We, as human beings, experience all sorts of pressures in daily life and we all respond differently for different reasons based on our own ability to handle pressure. Maybe we haven’t learned how to act on those pressures when we were younger. Maybe because we have some sort of insecurity that has manifested itself from past life experiences. Some people have the ability to take it as a challenge for growth. Sometimes it’s a mixture of all 3 of these things depending on the situation.
When you really think about it, it makes total sense. When you are driving in the left lane and someone starts tailgating, you either speed up, move over or slow down. You have options and may react based on your state of mind that day, at that moment. This is an example of physical pressure.

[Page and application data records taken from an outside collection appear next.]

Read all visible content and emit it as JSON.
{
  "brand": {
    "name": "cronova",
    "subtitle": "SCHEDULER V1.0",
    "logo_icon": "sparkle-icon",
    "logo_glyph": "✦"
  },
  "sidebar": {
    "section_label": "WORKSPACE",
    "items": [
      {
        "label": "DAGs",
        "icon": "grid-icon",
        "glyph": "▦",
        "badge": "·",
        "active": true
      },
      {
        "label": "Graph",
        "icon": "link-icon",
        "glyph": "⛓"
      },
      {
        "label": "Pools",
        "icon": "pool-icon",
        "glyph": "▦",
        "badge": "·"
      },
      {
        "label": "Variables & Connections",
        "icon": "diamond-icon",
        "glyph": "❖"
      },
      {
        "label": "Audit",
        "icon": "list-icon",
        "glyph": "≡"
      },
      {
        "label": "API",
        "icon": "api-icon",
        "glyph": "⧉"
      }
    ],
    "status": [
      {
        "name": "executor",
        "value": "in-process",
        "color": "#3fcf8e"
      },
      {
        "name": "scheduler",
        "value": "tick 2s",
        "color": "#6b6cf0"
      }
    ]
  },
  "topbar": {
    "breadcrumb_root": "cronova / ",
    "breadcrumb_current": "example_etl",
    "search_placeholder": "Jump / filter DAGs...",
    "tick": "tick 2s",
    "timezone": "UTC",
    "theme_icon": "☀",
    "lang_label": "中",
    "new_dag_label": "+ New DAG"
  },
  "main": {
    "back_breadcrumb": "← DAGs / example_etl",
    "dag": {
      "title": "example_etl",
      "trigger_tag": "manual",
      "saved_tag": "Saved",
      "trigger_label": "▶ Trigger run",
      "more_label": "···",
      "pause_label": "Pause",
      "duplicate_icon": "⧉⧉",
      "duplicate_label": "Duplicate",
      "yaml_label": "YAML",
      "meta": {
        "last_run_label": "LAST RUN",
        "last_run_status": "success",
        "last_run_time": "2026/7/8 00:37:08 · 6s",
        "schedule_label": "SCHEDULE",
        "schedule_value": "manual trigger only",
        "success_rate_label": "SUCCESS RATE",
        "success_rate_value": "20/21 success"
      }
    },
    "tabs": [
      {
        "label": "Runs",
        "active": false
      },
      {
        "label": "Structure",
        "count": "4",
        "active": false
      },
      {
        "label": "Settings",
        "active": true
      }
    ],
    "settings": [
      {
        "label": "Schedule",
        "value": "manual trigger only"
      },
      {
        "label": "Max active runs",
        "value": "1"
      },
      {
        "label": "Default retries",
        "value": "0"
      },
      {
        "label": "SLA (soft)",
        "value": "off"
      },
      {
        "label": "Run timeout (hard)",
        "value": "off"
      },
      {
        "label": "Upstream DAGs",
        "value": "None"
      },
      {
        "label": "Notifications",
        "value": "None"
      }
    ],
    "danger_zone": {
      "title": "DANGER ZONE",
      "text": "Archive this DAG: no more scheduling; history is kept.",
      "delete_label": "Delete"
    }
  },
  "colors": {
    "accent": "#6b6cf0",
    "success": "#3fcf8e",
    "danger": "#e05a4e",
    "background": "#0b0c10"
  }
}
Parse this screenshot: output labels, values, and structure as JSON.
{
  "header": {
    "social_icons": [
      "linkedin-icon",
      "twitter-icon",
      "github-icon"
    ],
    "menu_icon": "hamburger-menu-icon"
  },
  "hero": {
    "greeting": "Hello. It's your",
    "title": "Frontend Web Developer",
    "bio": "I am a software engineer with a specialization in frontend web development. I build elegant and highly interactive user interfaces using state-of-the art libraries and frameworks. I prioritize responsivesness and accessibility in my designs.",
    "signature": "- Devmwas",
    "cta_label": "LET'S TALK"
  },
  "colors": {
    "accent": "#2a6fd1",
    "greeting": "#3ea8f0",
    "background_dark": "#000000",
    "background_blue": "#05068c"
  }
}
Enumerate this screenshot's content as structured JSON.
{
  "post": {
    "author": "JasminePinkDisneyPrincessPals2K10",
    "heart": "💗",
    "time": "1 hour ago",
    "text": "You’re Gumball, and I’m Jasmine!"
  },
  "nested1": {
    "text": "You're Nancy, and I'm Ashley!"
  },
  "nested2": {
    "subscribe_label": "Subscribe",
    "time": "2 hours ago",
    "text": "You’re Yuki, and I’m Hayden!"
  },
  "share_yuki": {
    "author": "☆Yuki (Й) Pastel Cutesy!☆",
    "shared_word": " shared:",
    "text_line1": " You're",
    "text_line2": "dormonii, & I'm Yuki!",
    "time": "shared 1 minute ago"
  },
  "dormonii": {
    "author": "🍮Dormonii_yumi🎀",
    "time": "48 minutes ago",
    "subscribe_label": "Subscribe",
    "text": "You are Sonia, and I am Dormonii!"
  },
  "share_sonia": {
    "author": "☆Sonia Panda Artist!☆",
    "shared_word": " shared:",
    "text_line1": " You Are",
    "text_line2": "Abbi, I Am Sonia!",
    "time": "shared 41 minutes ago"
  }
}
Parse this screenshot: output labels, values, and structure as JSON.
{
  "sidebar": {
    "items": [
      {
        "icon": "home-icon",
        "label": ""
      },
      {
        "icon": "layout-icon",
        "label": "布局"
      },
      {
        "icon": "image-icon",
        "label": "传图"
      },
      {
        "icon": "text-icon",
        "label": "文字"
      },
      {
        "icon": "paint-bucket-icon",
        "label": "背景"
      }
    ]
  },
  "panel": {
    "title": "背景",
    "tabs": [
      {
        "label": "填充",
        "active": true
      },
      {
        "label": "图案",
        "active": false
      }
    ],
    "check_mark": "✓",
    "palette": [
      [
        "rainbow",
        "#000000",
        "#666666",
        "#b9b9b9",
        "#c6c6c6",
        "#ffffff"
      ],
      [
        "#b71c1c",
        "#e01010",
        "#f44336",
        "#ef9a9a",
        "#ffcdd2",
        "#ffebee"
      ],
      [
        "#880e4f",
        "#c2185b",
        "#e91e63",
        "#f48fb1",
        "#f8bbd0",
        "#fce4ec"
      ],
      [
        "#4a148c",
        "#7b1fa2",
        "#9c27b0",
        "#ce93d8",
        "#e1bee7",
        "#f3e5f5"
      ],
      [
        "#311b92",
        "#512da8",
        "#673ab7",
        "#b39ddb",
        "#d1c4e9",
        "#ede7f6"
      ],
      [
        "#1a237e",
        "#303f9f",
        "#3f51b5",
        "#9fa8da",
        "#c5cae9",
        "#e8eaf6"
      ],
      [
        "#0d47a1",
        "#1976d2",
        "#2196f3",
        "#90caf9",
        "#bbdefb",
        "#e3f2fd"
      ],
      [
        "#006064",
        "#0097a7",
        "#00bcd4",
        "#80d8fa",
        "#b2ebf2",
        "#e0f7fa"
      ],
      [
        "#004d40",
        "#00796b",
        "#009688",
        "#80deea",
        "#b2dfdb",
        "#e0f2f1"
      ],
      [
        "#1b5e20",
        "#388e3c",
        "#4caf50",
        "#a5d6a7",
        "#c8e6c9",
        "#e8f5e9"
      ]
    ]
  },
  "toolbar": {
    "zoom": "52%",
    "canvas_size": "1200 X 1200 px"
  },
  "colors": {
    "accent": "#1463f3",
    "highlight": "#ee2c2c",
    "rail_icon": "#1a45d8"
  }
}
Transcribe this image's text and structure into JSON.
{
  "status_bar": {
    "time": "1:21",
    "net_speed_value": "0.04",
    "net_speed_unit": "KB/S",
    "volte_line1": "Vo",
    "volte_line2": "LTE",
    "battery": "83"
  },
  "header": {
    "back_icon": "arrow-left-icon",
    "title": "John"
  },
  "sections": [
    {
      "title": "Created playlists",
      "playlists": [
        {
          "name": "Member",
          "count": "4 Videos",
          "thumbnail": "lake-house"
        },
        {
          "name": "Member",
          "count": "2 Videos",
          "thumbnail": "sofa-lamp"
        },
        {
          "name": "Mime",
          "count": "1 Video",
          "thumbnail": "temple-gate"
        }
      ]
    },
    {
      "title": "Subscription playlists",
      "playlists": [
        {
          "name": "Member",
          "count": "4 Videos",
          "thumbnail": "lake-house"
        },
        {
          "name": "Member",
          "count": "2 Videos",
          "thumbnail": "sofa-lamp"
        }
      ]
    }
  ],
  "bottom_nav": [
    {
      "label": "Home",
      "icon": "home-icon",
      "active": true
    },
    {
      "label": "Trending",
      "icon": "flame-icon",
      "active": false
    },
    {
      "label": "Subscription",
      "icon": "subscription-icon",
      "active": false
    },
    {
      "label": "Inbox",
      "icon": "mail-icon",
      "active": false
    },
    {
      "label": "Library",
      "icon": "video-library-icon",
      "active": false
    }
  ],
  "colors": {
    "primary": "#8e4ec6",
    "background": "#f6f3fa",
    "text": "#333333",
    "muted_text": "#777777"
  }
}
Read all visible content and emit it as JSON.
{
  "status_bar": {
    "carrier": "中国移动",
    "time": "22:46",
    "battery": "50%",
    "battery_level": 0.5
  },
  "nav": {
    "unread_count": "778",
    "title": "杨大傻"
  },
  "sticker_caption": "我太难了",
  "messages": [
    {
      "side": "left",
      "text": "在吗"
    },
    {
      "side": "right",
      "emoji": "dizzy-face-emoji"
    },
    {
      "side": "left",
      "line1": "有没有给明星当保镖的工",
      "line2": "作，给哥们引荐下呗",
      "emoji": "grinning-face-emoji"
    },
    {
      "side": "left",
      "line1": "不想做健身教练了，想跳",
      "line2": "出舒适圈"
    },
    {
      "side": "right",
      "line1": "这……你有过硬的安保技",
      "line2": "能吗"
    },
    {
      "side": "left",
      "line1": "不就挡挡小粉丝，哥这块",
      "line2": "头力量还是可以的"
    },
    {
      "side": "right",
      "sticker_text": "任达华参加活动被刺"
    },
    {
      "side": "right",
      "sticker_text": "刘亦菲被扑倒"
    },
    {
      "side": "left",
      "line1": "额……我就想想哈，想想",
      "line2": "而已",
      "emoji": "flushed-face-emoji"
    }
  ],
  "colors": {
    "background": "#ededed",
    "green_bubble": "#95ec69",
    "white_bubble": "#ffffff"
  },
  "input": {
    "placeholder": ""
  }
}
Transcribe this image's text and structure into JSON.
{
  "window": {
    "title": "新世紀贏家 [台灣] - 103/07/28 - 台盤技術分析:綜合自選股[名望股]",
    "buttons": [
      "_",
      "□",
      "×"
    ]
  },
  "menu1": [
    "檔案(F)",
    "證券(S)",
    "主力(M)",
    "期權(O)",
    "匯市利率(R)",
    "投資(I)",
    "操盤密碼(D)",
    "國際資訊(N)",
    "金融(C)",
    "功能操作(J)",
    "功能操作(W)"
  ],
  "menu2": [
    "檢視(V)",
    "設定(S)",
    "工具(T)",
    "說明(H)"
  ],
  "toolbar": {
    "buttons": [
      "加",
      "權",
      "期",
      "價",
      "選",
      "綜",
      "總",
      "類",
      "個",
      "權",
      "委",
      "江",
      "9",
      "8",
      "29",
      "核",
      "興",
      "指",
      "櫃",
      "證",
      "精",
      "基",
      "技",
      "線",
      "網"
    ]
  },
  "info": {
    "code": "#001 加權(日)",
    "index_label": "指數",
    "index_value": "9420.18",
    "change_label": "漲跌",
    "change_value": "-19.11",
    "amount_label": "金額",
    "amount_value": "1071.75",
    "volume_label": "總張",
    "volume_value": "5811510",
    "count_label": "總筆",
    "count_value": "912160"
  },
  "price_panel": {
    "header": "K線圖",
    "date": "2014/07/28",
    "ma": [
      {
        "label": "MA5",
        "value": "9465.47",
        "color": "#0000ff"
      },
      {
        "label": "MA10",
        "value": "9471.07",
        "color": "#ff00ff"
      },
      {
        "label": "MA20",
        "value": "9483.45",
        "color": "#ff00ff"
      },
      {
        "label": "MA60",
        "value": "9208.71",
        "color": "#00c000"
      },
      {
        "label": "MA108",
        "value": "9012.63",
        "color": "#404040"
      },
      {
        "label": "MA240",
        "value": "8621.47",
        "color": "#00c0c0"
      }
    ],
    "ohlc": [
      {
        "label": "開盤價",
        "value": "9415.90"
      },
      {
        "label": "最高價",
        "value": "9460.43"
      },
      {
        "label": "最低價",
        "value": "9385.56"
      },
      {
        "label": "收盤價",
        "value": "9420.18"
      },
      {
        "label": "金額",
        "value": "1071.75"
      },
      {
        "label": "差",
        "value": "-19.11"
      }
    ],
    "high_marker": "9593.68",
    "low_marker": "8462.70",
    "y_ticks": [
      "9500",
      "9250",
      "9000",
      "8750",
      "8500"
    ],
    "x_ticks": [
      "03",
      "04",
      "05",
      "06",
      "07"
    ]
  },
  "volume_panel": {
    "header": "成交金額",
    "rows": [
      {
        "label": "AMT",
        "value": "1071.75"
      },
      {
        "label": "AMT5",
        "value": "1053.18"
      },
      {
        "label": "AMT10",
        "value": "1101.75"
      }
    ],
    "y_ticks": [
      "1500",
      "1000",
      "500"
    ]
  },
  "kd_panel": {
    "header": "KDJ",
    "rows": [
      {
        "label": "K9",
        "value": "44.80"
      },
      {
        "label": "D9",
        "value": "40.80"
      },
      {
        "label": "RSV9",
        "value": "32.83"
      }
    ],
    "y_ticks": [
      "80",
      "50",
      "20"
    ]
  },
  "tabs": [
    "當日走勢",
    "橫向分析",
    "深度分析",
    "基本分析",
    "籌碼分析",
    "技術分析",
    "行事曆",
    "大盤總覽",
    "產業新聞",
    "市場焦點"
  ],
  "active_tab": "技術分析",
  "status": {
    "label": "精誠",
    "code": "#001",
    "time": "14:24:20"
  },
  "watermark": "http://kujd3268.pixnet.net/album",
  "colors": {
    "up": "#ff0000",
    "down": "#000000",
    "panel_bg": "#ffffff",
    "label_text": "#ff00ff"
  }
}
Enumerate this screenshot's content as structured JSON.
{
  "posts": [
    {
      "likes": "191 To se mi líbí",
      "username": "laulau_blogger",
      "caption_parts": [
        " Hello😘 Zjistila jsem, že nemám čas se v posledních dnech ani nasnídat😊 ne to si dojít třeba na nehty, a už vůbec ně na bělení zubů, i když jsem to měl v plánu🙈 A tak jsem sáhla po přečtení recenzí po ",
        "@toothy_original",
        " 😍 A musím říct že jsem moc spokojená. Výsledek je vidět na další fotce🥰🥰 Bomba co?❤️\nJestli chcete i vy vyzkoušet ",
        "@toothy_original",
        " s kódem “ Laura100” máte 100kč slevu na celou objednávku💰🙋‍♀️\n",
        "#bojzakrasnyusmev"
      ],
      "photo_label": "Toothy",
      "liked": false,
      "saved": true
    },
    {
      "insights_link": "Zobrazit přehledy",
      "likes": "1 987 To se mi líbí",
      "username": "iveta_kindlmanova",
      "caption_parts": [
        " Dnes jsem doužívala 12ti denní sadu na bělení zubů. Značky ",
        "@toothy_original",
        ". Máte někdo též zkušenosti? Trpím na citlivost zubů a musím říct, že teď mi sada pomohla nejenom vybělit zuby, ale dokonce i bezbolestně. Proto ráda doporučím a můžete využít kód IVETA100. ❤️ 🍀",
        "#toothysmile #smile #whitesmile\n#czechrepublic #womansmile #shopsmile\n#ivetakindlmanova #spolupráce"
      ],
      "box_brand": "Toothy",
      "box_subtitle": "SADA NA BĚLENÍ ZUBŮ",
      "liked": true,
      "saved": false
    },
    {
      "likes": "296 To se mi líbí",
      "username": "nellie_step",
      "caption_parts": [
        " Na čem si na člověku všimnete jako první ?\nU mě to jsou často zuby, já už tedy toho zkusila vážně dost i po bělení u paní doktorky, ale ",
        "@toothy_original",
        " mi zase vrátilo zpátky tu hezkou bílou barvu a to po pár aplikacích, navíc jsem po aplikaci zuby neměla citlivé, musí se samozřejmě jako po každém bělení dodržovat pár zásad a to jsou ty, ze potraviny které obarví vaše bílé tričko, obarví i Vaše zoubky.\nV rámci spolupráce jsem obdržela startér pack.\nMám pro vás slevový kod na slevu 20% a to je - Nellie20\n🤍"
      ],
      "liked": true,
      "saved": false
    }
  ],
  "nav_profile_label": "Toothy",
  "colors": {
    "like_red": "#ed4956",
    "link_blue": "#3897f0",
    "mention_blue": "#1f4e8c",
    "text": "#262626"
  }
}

Some of us put incredible mental pressures on ourselves. The pressure to gain knowledge of something quickly or to be perfect in a skill, when that sometimes takes time. Years even. I know I have done this in the past and still do to this day. It’s called being hard on yourself.
Life is a lot about pressure on and pressure off and to think it would be any different for a dog would be a misunderstanding.
Have you ever given one dog a bone and watched the second dog stand there, staring until the dog with the bone walked away? This is physical pressure to surrender the toy/bone and often creates defensive behavior by the dog that has the bone at some point, if it is allowed to happen. How the dog with the bone reacts depends largely on the dog, but is it fair? I think not.
I have many clients that tell me that their dog begs at the dinner table but they have never given them table food. See any resemblance there?
Social pressure is a big one for many dogs and some are not equipped to handle what comes
into their space. They make the wrong decisions because they are not comfortable and nobody is listening and helping them out when they need it. If the dog has questionable social history and a new dog comes too close or hangs out too long in his space, this may cause a reaction. This is how behavior issues start and escalate. Go to your nearest dog park and watch it unfold for yourself.
Putting too much mental pressure on some dogs can be problematic leading to frustration if there is no outlet while others deal with it quite well. Some dogs will redirect in certain situations and some will shut down and some will simply comply. Again, it depends on the dog.
Knowing how your dog responds to pressure will help it in all aspects of its life, wether it be socially or from a training standpoint. Teaching the commands that are necessary to managing your dog are important and really not that difficult to teach. Equally, if not more important is learning how to ready his/her body language. This is the best part!